Scan the data for "title" and copy each matching line.

[[ MATERIAL FOR THE TASK, beginning ]]

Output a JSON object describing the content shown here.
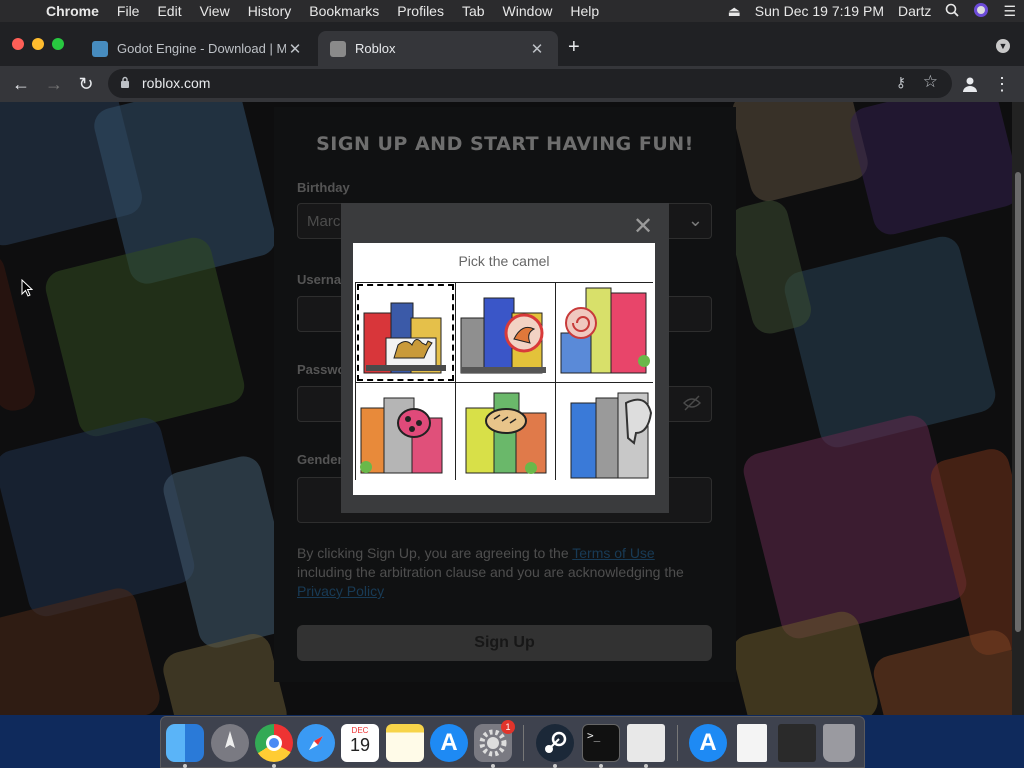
{
  "menubar": {
    "app": "Chrome",
    "items": [
      "File",
      "Edit",
      "View",
      "History",
      "Bookmarks",
      "Profiles",
      "Tab",
      "Window",
      "Help"
    ],
    "datetime": "Sun Dec 19  7:19 PM",
    "user": "Dartz"
  },
  "tabs": [
    {
      "title": "Godot Engine - Download | Ma"
    },
    {
      "title": "Roblox"
    }
  ],
  "omnibox": {
    "url": "roblox.com"
  },
  "signup": {
    "heading": "SIGN UP AND START HAVING FUN!",
    "birthday_label": "Birthday",
    "birthday_value": "Marc",
    "username_label": "Userna",
    "password_label": "Passwo",
    "gender_label": "Gender",
    "terms_prefix": "By clicking Sign Up, you are agreeing to the ",
    "terms_link": "Terms of Use",
    "terms_middle": " including the arbitration clause and you are acknowledging the ",
    "privacy_link": "Privacy Policy",
    "button": "Sign Up"
  },
  "captcha": {
    "prompt": "Pick the camel",
    "tiles": [
      "camel",
      "kangaroo",
      "snail",
      "ladybug",
      "bread",
      "elephant"
    ],
    "selected_index": 0
  },
  "dock": {
    "apps": [
      "Finder",
      "Launchpad",
      "Chrome",
      "Safari",
      "Calendar",
      "Notes",
      "App Store",
      "System Preferences",
      "Steam",
      "Terminal",
      "Preview",
      "App Store Folder",
      "Document",
      "Screenshot",
      "Trash"
    ],
    "calendar_month": "DEC",
    "calendar_day": "19",
    "prefs_badge": "1"
  }
}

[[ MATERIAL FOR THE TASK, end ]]

**ANSWER FOR THIS EXERCISE:**
      "title": "Godot Engine - Download | Ma"
      "title": "Roblox"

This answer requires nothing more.